Top Ad

Collapse

Announcement

Collapse
No announcement yet.

I am still in Montana hunting pheasants. This year I have been shooting very well. Much better than usual. Many days I am bat

Collapse
X
 
  • Filter
  • Time
  • Show
Clear All
new posts

  • Ontario Honker Hunter
    replied
    Not complaining. Not at all. The longer I'm in the field, the happier I am.

    Leave a comment:


  • Carl Huber
    replied
    OH quit complaining I would give anything to hunt Montana with a good dog. Some times it's the journey not the destination.

    Leave a comment:

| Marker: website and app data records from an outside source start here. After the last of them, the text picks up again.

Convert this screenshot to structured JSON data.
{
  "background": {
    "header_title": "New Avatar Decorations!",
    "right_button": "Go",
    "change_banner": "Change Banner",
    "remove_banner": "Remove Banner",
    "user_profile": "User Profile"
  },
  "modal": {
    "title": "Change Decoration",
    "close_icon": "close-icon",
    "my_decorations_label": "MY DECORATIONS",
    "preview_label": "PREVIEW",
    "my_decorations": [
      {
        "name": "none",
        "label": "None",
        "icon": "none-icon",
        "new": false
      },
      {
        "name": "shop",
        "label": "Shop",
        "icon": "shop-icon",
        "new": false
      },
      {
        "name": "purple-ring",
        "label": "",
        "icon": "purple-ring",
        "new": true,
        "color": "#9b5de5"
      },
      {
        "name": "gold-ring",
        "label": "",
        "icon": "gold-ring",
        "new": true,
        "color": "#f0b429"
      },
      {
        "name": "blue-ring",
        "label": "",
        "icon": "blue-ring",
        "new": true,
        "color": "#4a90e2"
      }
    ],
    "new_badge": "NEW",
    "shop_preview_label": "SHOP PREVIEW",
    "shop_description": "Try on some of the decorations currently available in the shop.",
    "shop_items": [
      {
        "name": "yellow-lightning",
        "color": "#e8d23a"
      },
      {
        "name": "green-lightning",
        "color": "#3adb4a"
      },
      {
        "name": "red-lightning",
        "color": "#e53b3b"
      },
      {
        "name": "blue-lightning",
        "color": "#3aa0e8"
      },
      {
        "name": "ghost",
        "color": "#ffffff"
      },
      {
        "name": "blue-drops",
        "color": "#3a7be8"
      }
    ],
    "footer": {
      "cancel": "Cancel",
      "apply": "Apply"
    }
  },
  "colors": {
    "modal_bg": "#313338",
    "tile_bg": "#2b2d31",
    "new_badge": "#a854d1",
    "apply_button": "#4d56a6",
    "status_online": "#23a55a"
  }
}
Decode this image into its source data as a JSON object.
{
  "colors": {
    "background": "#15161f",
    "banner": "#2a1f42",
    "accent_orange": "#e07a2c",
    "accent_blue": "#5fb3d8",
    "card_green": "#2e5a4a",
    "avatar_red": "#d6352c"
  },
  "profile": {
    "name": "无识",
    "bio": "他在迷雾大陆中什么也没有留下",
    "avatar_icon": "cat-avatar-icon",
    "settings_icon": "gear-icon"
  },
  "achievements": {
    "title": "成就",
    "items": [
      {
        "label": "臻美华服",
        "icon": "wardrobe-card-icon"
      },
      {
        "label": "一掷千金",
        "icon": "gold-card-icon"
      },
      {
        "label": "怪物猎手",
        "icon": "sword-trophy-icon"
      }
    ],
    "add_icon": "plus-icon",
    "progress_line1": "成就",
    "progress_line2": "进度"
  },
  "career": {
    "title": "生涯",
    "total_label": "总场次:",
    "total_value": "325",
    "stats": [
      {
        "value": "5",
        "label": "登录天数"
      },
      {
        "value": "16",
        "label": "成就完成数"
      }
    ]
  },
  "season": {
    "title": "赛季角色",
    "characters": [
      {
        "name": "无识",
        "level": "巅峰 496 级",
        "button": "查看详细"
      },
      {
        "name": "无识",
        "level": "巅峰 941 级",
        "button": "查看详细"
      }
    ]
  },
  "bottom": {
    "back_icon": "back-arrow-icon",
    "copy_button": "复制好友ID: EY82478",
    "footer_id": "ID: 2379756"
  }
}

  • Ontario Honker Hunter
    replied
    Earlier in the season my Britt did make a difference. She is maturing into an excellent pointing dog. However, the birds are getting spooky and cattle have been moved onto winter grounds eliminating much cover. Consequently pheasants are now mostly in the thick stuff and not holding well. So it's work for the flushing labs which means surprise shots at greater distances ("greater" meaning further than the point blank shooting over the pointer). Again, my shooting should be suffering under these conditions. It's not.

    Leave a comment:


  • I am still in Montana hunting pheasants. This year I have been shooting very well. Much better than usual. Many days I am bat

    I am still in Montana hunting pheasants. This year I have been shooting very well. Much better than usual. Many days I am batting a thousand and never worse than .500. My glasses were changed slightly in February but any advantage that might have provided has been nullified by the rapid progress of cataract in my good right eye. Haven't changed my gun or loads. Hunting conditions have, however, changed significantly. It's not been a good year here for pheasants. I can find birds but it takes a LOT of work. Yesterday I bagged a rare limit of roosters but had to walk at least twelve miles. A very long day without water or grub ... or rest. By the time we finally did get into some birds I was pretty much in the bag. But only fired five shots for three birds. And one round connected hard on a rooster that didn't come down. So, my question is this: if it takes so much effort to find the birds, shouldn't my birds per shot ratio be lower? Is there something in my subconscious working to improve my aim in situations where shots are few? Have any of you encountered this phenomenon?

Welcome!

Collapse

Welcome to Field and Streams's Answers section. Here you will find hunting, fishing, and survival tips from the editors of Field and Stream, as well as recommendations from readers like yourself.

If this is your first visit, be sure to check out the FAQ for information on posting and navigating the forums.

And don't forget to check out the latest reviews on guns and outdoor gear on fieldandstream.com.

Right Rail 1

Collapse

Top Active Users

Collapse

There are no top active users.

Right Rail 2

Collapse

Latest Topics

Collapse

Right Rail 3

Collapse

Footer Ad

Collapse
Working...
X